DATA Block Start
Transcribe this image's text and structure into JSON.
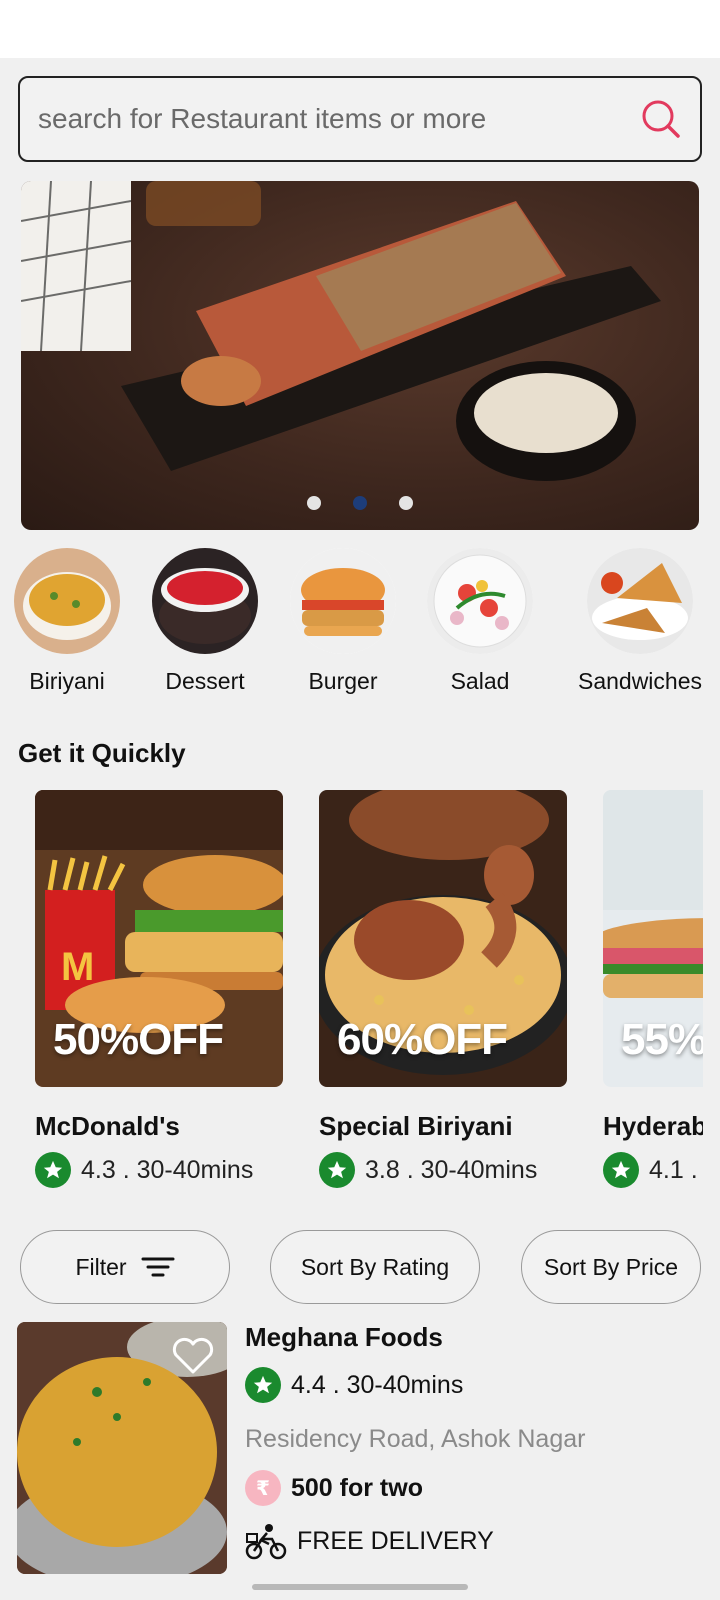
{
  "search": {
    "placeholder": "search for Restaurant items or more",
    "icon": "search-icon"
  },
  "banner": {
    "dots": 3,
    "active_dot": 1,
    "active_color": "#1d3d7a"
  },
  "categories": [
    {
      "label": "Biriyani"
    },
    {
      "label": "Dessert"
    },
    {
      "label": "Burger"
    },
    {
      "label": "Salad"
    },
    {
      "label": "Sandwiches"
    }
  ],
  "quick": {
    "title": "Get it Quickly",
    "cards": [
      {
        "offer": "50%OFF",
        "name": "McDonald's",
        "rating": "4.3 . 30-40mins"
      },
      {
        "offer": "60%OFF",
        "name": "Special Biriyani",
        "rating": "3.8 . 30-40mins"
      },
      {
        "offer": "55%",
        "name": "Hyderab",
        "rating": "4.1 ."
      }
    ]
  },
  "filters": {
    "filter": "Filter",
    "sort_rating": "Sort By Rating",
    "sort_price": "Sort By Price"
  },
  "restaurant": {
    "name": "Meghana Foods",
    "rating": "4.4 . 30-40mins",
    "address": "Residency Road, Ashok Nagar",
    "currency_symbol": "₹",
    "price": "500 for two",
    "delivery": "FREE DELIVERY"
  },
  "colors": {
    "accent": "#e23a5e",
    "rating_green": "#1a8a2e"
  }
}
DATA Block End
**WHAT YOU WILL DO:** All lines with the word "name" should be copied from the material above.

**EXERCISE SOLUTION:**
        "name": "McDonald's",
        "name": "Special Biriyani",
        "name": "Hyderab",
    "name": "Meghana Foods",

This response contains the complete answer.